Winter time may be a good excuse for gardeners to rest, but for a diligent one, this is another opportunity to prepare for another fruitful harvest. Begin with these tasks:
1.Pull up old vines and plants
As snow piles up the ground, old vines and plants will stop producing. It is best to pull these out, especially with the high possibility of insect pests laying eggs on them.
Can I just not leave these old vines and behind?
If you will leave these old vines and plants, then there is a big possibility for them to hatch during springtime and eat your new plantings. There are also pests like the squash bugs, which uses old plant debris as a shelter over winter. So, it is important to properly get rid of these.
2.Preparing your organic matter
There will be a handful of compost, leaves, decaying plants and well-rotted manure during this season. Use this as a great opportunity to create a beneficial fertilizer for your plants.
3.Enjoy sweet crops
Garden Org says that a week of cool nights can help sweeten the taste of some root crops. This includes parsnips and salsify. So, you may consider leaving these crops underneath the snow for the time being. However, do mulch it up with straw or leaves and go dig it out when you see it sprouting.

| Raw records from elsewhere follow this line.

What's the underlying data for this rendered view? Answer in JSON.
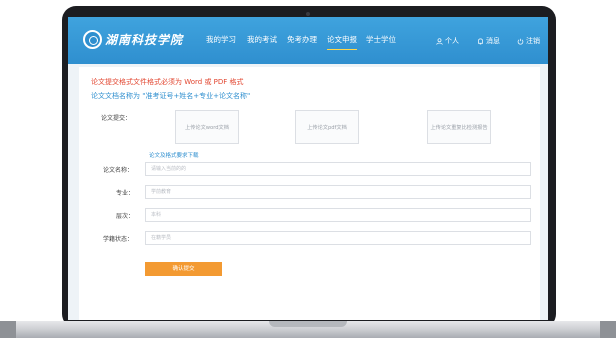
{
  "nav": {
    "logo": "湖南科技学院",
    "items": [
      "我的学习",
      "我的考试",
      "免考办理",
      "论文申报",
      "学士学位"
    ],
    "active_index": 3,
    "right": [
      "个人",
      "消息",
      "注销"
    ]
  },
  "notices": {
    "format": "论文提交格式文件格式必须为 Word 或 PDF 格式",
    "naming": "论文文档名称为 \"准考证号+姓名+专业+论文名称\""
  },
  "form": {
    "submit_label": "论文提交：",
    "upload_word": "上传论文word文档",
    "upload_pdf": "上传论文pdf文档",
    "upload_check": "上传论文重复比检测报告",
    "download_link": "论文及格式要求下载",
    "title_label": "论文名称：",
    "title_placeholder": "请输入当前的的",
    "major_label": "专业：",
    "major_placeholder": "学前教育",
    "level_label": "层次：",
    "level_placeholder": "本科",
    "status_label": "学籍状态：",
    "status_placeholder": "在籍学员",
    "confirm_button": "确认提交"
  },
  "colors": {
    "nav": "#2f8fcf",
    "active_underline": "#ffd84a",
    "notice_red": "#e2452f",
    "notice_blue": "#2f8fcf",
    "submit_button": "#f39a32"
  }
}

4.Mulch those green leafy vegetables
Leafy green vegetables such as cabbage, kale, spinach, and chard can withstand the winter cold. Protect its roots by mulching around them. This also helps in preserving soil moisture.
5.Harvest other crops
While you can let root, crops stay underground for a week, squash and pumpkin need to be harvested before the frost arrives. Otherwise, be prepared to see the fruit having rot-causing fungi. Thus, it is better to harvest your crop before it completely turns into a fruit loss.
6.Preparing the flowers
For those with annual flowers, you may find it beneficial to pull these up and have it composted. As for those who have perennials, cutting it back and mulching these as the temperature grows colder will be great in helping these flowers survive.
7.Protect the berries
Light frost can be tolerated by strawberries, but its heavy frost will be too much for these berries to handle. Protect them by covering these with weed-free straw.
Are you planning to apply mulch on these berries?
Wait for the heavy frost to arrive before applying it. If you suddenly apply the mulch to these plants, it will only smother them. But if you wait too long before applying the mulch, then it may be difficult for your berries to sustain the winter damage.